Addition of a touch screen to exhibit allows visitors to learn about the cognitive abilities of orangutans
Atlanta, GA – April 11, 2007 – Zoo Atlanta representatives joined by representatives of the Center for Behavioral Neuroscience, IBM, and Touch International announced today the opening a new experience at Zoo Atlanta which will allow visitors to learn more about the cognitive abilities of orangutans.
The Orangutan Learning Tree will include daily demonstrations by the orangutans through their interactions with a game kiosk. During these demonstrations, orangutans will be provided the opportunity to play a varied selection of games to provide scientists with the opportunity to collect data on their cognitive abilities. Successful completion of the exercise will provide the orangutan with a treat to reward their behavior and participation. Visitors will be able to witness this demonstration on a screen from the front of the habitat.
“Science has long wondered how intelligent the apes might be and this is only one part of the research we are doing here at Zoo Atlanta to add to that body of knowledge,” said Dennis Kelly, Zoo Atlanta president, and CEO. “These efforts are one more tool that we can use to support conservation efforts of these species in the wild.”
The addition of this multimedia experience and its research capabilities were made possible through the resources and contributions of the Center for Behavioral Neuroscience (CBN), the IBM Corporation and an anonymous donor. The funding by an anonymous donor along with funding from CBN’s Venture Grant program provided the resources necessary to create touch-screen computers for the exhibit that would withstand the elements and their regular use by the orangutans.
“The partnership between scientists at the Center for Behavioral Neuroscience and Zoo Atlanta allows us to study the behavior of these animals in new ways while bringing the excitement of research to the public,” said Dr. Elliott Albers, CBN Director.
The monitors being used in the Orangutan Learning Tree are produced by Touch International and this is the first time that their monitors have been used by animals.
“This is an amazing opportunity,” says Michael Woolstrum, CEO Touch International. “We feel very fortunate having the chance to help the community. This exhibit truly demonstrates that touch is the universal language.”
Following today’s formal opening of the experience and to highlight the importance of cognitive research, the Center for Behavioral Neuroscience will be hosting “The Brains Rule!” exposition at Zoo Atlanta on Saturday, April 14, from 9:30 a.m. until 4:30 p.m. The exposition is a fun, interactive program for all ages that features a 40-foot neuron and more than 30 interactive hands-on education stations exploring various topics related to the brain and behavior.
About Zoo Atlanta

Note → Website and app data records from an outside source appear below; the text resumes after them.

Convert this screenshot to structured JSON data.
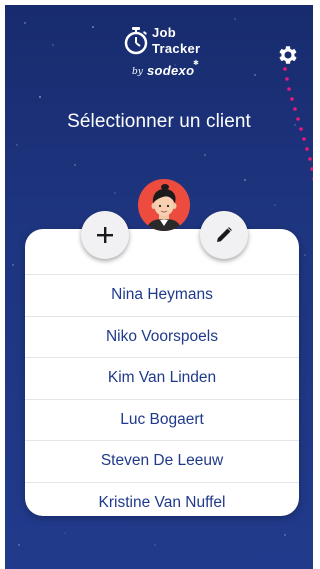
{
  "app": {
    "logo_line1": "Job",
    "logo_line2": "Tracker",
    "logo_by": "by",
    "logo_brand": "sodexo"
  },
  "header": {
    "settings_icon": "gear-icon"
  },
  "page": {
    "title": "Sélectionner un client"
  },
  "actions": {
    "add_icon": "plus-icon",
    "edit_icon": "pencil-icon",
    "avatar_icon": "user-avatar"
  },
  "clients": [
    "Nina Heymans",
    "Niko Voorspoels",
    "Kim Van Linden",
    "Luc Bogaert",
    "Steven De Leeuw",
    "Kristine Van Nuffel"
  ],
  "colors": {
    "background": "#1e3580",
    "client_text": "#1f3a8a",
    "avatar_bg": "#ec4b3d",
    "accent_dots": "#e6197d"
  }
}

An accredited member of the Association of Zoos and Aquariums (AZA), Zoo Atlanta inspires public value and protection of wildlife by providing an educational, engaging family experience, committing to critical conservation projects and applying world-class dedication to the stewardship of animals living in naturalistic habitats. One of only four zoos in the U.S. exhibiting giant pandas, Zoo Atlanta recently welcomed the birth of its first cub, Mei Lan. Other highlights include a preeminent great ape collection, featuring a rare set of mother-reared gorilla twins, a world-renowned herpetology department, and Wild Like Me, an innovative play space sponsored by Turner Broadcasting Systems, Inc. Zoo Atlanta is open daily with the exceptions of Thanksgiving and Christmas Day. For more information, call 404.624.WILD or visitwww.zooatlanta.org.
The Center for Behavioral Neuroscience (CBN) is a consortium of seven metro Atlanta colleges and universities including: Georgia State University, Emory University, Georgia Institute of Technology, Clark Atlanta University, Morehouse College, Morehouse School of Medicine, and Spelman College. More than 150 neuroscientists, including graduate students and postdocs, participate in the research program and share the goal of working to understand the neurobiology of social behavior. The CBN also directs a comprehensive education program designed to educate the next generation of scientists. For more information on CBN, please visit www.cbn-atl.org.
About Touch International
Touch International, headquartered in Austin, Texas, was founded in 2002 by Michael Woolstrum and long-time veteran, Gary Barrett, the company’s CTO. TI has become a world leader in touchscreen, EMI filter, and enhanced display technology. The company operates its engineering and design facility and corporate headquarters in Austin, Texas as well as a high volume production facility is located in Shenzhen, China.